Reproduce every record exactly as written.

(Data about app and page elements)
········
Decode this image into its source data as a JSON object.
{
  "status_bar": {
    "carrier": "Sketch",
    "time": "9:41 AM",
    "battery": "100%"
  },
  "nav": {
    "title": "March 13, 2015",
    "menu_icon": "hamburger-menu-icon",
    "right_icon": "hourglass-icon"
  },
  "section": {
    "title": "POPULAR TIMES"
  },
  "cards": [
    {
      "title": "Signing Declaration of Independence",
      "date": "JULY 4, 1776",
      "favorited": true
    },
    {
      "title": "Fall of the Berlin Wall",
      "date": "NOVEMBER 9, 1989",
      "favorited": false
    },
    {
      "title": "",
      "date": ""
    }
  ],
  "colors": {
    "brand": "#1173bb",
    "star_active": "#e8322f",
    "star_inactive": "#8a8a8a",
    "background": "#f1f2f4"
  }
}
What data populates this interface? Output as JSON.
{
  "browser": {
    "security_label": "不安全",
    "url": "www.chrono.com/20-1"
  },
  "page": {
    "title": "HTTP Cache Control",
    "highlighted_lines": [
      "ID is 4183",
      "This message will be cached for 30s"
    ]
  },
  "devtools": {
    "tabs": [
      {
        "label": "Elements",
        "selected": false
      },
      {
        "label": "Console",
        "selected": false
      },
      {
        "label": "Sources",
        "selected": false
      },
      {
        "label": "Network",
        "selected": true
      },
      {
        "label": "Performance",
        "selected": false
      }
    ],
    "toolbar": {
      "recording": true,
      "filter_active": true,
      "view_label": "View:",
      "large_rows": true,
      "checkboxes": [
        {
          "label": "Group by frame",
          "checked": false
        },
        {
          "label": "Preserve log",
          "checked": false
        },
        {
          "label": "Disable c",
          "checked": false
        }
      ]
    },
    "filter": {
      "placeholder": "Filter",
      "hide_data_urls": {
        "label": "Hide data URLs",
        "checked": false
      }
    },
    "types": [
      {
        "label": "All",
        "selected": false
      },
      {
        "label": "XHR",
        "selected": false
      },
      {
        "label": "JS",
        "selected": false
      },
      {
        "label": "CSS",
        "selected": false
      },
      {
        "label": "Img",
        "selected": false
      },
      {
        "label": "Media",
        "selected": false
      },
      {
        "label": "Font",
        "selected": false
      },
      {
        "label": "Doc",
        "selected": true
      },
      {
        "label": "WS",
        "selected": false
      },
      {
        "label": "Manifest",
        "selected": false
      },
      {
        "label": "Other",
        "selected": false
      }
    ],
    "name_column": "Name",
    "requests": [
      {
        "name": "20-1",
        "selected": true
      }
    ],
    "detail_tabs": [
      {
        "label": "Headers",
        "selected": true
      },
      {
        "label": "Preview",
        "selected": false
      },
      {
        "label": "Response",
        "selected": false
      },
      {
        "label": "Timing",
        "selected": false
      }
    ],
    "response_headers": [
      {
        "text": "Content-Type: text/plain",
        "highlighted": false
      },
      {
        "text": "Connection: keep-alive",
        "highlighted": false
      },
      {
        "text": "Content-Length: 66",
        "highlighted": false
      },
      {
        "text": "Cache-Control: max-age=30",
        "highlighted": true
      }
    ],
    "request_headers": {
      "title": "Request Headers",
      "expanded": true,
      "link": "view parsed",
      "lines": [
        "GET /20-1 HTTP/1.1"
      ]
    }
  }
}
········
* **RESULT**
Decode this image into its source data as a JSON object.
{
  "status_bar": {
    "carrier": "Sketch",
    "time": "9:41 AM",
    "battery": "100%"
  },
  "nav": {
    "title": "March 13, 2015",
    "menu_icon": "hamburger-menu-icon",
    "right_icon": "hourglass-icon"
  },
  "section": {
    "title": "POPULAR TIMES"
  },
  "cards": [
    {
      "title": "Signing Declaration of Independence",
      "date": "JULY 4, 1776",
      "favorited": true
    },
    {
      "title": "Fall of the Berlin Wall",
      "date": "NOVEMBER 9, 1989",
      "favorited": false
    },
    {
      "title": "",
      "date": ""
    }
  ],
  "colors": {
    "brand": "#1173bb",
    "star_active": "#e8322f",
    "star_inactive": "#8a8a8a",
    "background": "#f1f2f4"
  }
}
What data populates this interface? Output as JSON.
{
  "browser": {
    "security_label": "不安全",
    "url": "www.chrono.com/20-1"
  },
  "page": {
    "title": "HTTP Cache Control",
    "highlighted_lines": [
      "ID is 4183",
      "This message will be cached for 30s"
    ]
  },
  "devtools": {
    "tabs": [
      {
        "label": "Elements",
        "selected": false
      },
      {
        "label": "Console",
        "selected": false
      },
      {
        "label": "Sources",
        "selected": false
      },
      {
        "label": "Network",
        "selected": true
      },
      {
        "label": "Performance",
        "selected": false
      }
    ],
    "toolbar": {
      "recording": true,
      "filter_active": true,
      "view_label": "View:",
      "large_rows": true,
      "checkboxes": [
        {
          "label": "Group by frame",
          "checked": false
        },
        {
          "label": "Preserve log",
          "checked": false
        },
        {
          "label": "Disable c",
          "checked": false
        }
      ]
    },
    "filter": {
      "placeholder": "Filter",
      "hide_data_urls": {
        "label": "Hide data URLs",
        "checked": false
      }
    },
    "types": [
      {
        "label": "All",
        "selected": false
      },
      {
        "label": "XHR",
        "selected": false
      },
      {
        "label": "JS",
        "selected": false
      },
      {
        "label": "CSS",
        "selected": false
      },
      {
        "label": "Img",
        "selected": false
      },
      {
        "label": "Media",
        "selected": false
      },
      {
        "label": "Font",
        "selected": false
      },
      {
        "label": "Doc",
        "selected": true
      },
      {
        "label": "WS",
        "selected": false
      },
      {
        "label": "Manifest",
        "selected": false
      },
      {
        "label": "Other",
        "selected": false
      }
    ],
    "name_column": "Name",
    "requests": [
      {
        "name": "20-1",
        "selected": true
      }
    ],
    "detail_tabs": [
      {
        "label": "Headers",
        "selected": true
      },
      {
        "label": "Preview",
        "selected": false
      },
      {
        "label": "Response",
        "selected": false
      },
      {
        "label": "Timing",
        "selected": false
      }
    ],
    "response_headers": [
      {
        "text": "Content-Type: text/plain",
        "highlighted": false
      },
      {
        "text": "Connection: keep-alive",
        "highlighted": false
      },
      {
        "text": "Content-Length: 66",
        "highlighted": false
      },
      {
        "text": "Cache-Control: max-age=30",
        "highlighted": true
      }
    ],
    "request_headers": {
      "title": "Request Headers",
      "expanded": true,
      "link": "view parsed",
      "lines": [
        "GET /20-1 HTTP/1.1"
      ]
    }
  }
}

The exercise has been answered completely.